In this video tutorial, (Soft Proofing in Lightroom 4), you’ll learn how Lightroom 4 enables you to soft proof your images and take complete control over a photograph’s color when publishing it to a variety of devices.
Posts tagged "Printing and Soft Proofing"
For those who just want to know the short story – in Photoshop CS5 you can record an action that specifies every selection available in the Print Window and the Driver (paper size, paper type, color management mode, printer marks).
For those who want the longer version – in order to do this, we had to change the workflow a bit:
On Mac, in previous versions, you would set up your print in the Photoshop print window, click print, and then go to the OS print window to set the driver settings. We moved the OS print dialog into the Photoshop Print window, under the Printer Settings button. (The reason for this is so that we can capture all the info and put it in an action or a script.) On the first time printing in CS5, if you do not enter the Printer Settings dialog (the OS/Driver dialog), the OS dialog will appear after hitting print (just like CS4). It does this because there are no pre-existing settings. After that, this OS dialog will not appear automatically, and Photoshop will use whatever settings were last entered. Opening the Printer Settings in the print window will allow you to adjust those settings, just as before, but the order is different so this might be confusing.

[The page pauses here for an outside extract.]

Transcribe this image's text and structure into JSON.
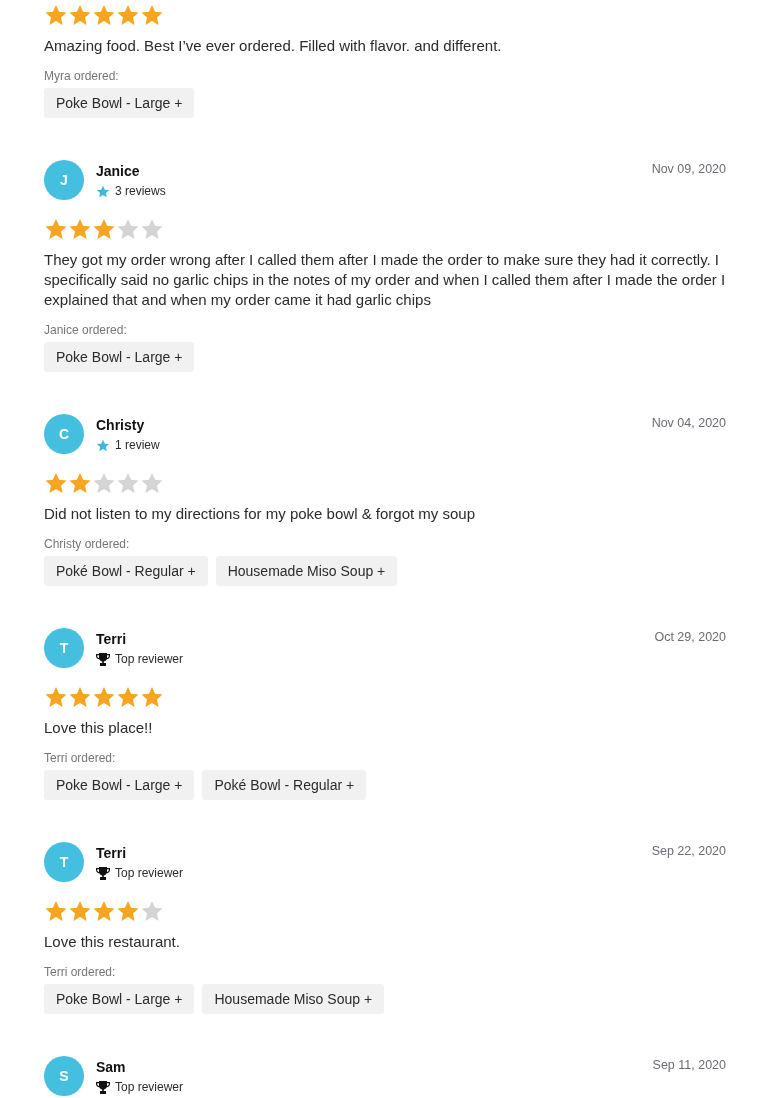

On Windows, Photoshop has always had the OS/Driver dialog available from the Photoshop print window so it’s not as different, but we have removed the OS window you would have had after clicking print. Again, this was done so that Photoshop has all the print info (contained in Photoshop) so that you can record actions and scripts.
Another change that was made, is that upon selecting a printer, the default profile for the printer is selected and all of the profiles associated with that printer are filtered to the top of the list. Seems like a slam dunk, but unfortunately not all printers have logical defaults and unless you happen to be printing to the default paper, Photoshop will most likely be picking the wrong default profile. If you are a user of custom profiles, those profiles will very likely not be associated with the printer, so unfortunately Photoshop can not choose the correct profile automatically in that situation either. It does however, at least encourage the selection of a printer profile (not AdobeRGB) to new users.
Thank you Tom Attix for this information!
Last week I was reminded that when Photoshop CS5 shipped, it no longer had the ability to print with no color management (due to a variety of reasons). Since then, Adobe has released the Adobe Color Printer Utility to replace the No Color Management option. You can get additional information and download this utility here: http://kb2.adobe.com/cps/834/cpsid_83497.html
Just as an FYI, the ability to print with no color management is primarily for people needing to print color targets for making printer profiles.
In this Adobe Photoshop CS4 tutorial (Creating A Triptych In Photoshop), Julieanne Kost shows you how to open 3 images at once in Photoshop and then easily arrange them into a Triptych.
In this video tutorial (Top 10 Little-Known Features in Photoshop CS4), Julienne Kost covers the top 10 little-known features in Photoshop CS4 that can make a huge difference in the way you work.